§ **Input for this task**:
↓

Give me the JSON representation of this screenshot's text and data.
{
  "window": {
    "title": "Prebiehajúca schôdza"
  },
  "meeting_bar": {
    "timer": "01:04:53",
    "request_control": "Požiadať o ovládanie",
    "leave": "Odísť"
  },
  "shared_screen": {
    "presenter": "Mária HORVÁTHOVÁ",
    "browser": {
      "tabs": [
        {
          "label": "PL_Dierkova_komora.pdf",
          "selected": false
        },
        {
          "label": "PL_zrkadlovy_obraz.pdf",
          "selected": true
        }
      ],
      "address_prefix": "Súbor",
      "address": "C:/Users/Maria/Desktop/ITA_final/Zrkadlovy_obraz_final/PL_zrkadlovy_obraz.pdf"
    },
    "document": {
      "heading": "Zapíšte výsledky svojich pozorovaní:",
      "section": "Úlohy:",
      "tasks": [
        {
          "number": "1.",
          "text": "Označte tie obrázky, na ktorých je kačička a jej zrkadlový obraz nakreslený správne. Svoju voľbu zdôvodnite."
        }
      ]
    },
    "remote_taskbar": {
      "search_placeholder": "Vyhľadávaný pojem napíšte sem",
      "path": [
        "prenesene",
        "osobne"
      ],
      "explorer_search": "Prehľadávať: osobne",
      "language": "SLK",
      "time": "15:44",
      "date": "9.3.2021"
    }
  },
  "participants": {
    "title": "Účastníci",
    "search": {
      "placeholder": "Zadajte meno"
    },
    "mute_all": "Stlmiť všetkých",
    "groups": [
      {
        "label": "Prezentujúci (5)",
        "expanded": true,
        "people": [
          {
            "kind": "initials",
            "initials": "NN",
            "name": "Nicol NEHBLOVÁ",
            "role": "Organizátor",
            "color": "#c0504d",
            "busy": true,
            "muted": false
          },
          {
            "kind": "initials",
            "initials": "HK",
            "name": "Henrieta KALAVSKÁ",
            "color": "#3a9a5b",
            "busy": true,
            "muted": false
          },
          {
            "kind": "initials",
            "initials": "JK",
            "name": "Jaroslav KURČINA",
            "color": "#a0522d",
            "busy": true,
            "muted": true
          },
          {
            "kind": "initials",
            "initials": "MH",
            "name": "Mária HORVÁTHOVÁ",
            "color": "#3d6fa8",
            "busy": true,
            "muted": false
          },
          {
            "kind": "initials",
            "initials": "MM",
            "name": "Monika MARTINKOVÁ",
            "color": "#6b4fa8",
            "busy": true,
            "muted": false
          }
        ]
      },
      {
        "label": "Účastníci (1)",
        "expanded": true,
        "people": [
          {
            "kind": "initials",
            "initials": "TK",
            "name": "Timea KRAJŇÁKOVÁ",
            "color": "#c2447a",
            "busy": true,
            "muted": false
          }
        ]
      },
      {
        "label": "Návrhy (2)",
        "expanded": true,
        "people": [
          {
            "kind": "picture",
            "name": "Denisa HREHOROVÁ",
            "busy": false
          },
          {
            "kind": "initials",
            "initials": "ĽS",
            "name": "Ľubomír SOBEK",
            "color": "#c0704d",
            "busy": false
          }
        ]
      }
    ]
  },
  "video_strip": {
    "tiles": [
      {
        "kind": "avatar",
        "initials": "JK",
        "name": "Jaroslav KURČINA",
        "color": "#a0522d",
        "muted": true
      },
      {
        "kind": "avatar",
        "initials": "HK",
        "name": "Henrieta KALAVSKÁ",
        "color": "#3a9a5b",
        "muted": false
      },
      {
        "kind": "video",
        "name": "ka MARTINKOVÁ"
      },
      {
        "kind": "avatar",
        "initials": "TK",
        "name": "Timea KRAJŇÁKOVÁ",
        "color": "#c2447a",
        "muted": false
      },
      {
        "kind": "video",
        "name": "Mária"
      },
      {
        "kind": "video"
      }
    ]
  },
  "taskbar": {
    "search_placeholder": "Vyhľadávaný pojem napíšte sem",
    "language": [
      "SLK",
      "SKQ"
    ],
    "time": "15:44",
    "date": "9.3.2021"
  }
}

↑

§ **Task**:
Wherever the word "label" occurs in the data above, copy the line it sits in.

§ **Answer section**:
          "label": "PL_Dierkova_komora.pdf",
          "label": "PL_zrkadlovy_obraz.pdf",
        "label": "Prezentujúci (5)",
        "label": "Účastníci (1)",
        "label": "Návrhy (2)",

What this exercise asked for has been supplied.